**Exercise prompt**
Would you write out the entries below word for word, omitting the pictures?

The input below:

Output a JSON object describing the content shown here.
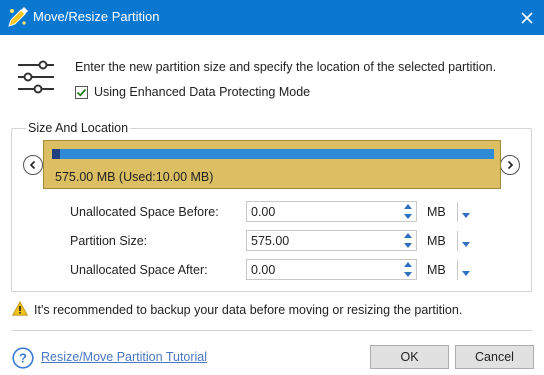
{
  "window": {
    "title": "Move/Resize Partition",
    "icons": {
      "app": "partition-wizard-icon",
      "close": "close-icon"
    }
  },
  "intro": {
    "text": "Enter the new partition size and specify the location of the selected partition.",
    "icon": "sliders-icon",
    "checkbox": {
      "label": "Using Enhanced Data Protecting Mode",
      "checked": true
    }
  },
  "size_location": {
    "legend": "Size And Location",
    "partition_label": "575.00 MB (Used:10.00 MB)",
    "used_fraction": 0.017,
    "colors": {
      "partition_fill": "#dcbf63",
      "bar": "#2f8ad5",
      "used": "#1f3f7f"
    },
    "fields": [
      {
        "label": "Unallocated Space Before:",
        "value": "0.00",
        "unit": "MB"
      },
      {
        "label": "Partition Size:",
        "value": "575.00",
        "unit": "MB"
      },
      {
        "label": "Unallocated Space After:",
        "value": "0.00",
        "unit": "MB"
      }
    ]
  },
  "warning": {
    "text": "It's recommended to backup your data before moving or resizing the partition.",
    "icon": "warning-icon"
  },
  "footer": {
    "help_link": "Resize/Move Partition Tutorial",
    "help_icon": "help-icon",
    "ok_label": "OK",
    "cancel_label": "Cancel"
  }
}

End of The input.

**Answer to this exercise**
Output a JSON object describing the content shown here.
{
  "window": {
    "title": "Move/Resize Partition",
    "icons": {
      "app": "partition-wizard-icon",
      "close": "close-icon"
    }
  },
  "intro": {
    "text": "Enter the new partition size and specify the location of the selected partition.",
    "icon": "sliders-icon",
    "checkbox": {
      "label": "Using Enhanced Data Protecting Mode",
      "checked": true
    }
  },
  "size_location": {
    "legend": "Size And Location",
    "partition_label": "575.00 MB (Used:10.00 MB)",
    "used_fraction": 0.017,
    "colors": {
      "partition_fill": "#dcbf63",
      "bar": "#2f8ad5",
      "used": "#1f3f7f"
    },
    "fields": [
      {
        "label": "Unallocated Space Before:",
        "value": "0.00",
        "unit": "MB"
      },
      {
        "label": "Partition Size:",
        "value": "575.00",
        "unit": "MB"
      },
      {
        "label": "Unallocated Space After:",
        "value": "0.00",
        "unit": "MB"
      }
    ]
  },
  "warning": {
    "text": "It's recommended to backup your data before moving or resizing the partition.",
    "icon": "warning-icon"
  },
  "footer": {
    "help_link": "Resize/Move Partition Tutorial",
    "help_icon": "help-icon",
    "ok_label": "OK",
    "cancel_label": "Cancel"
  }
}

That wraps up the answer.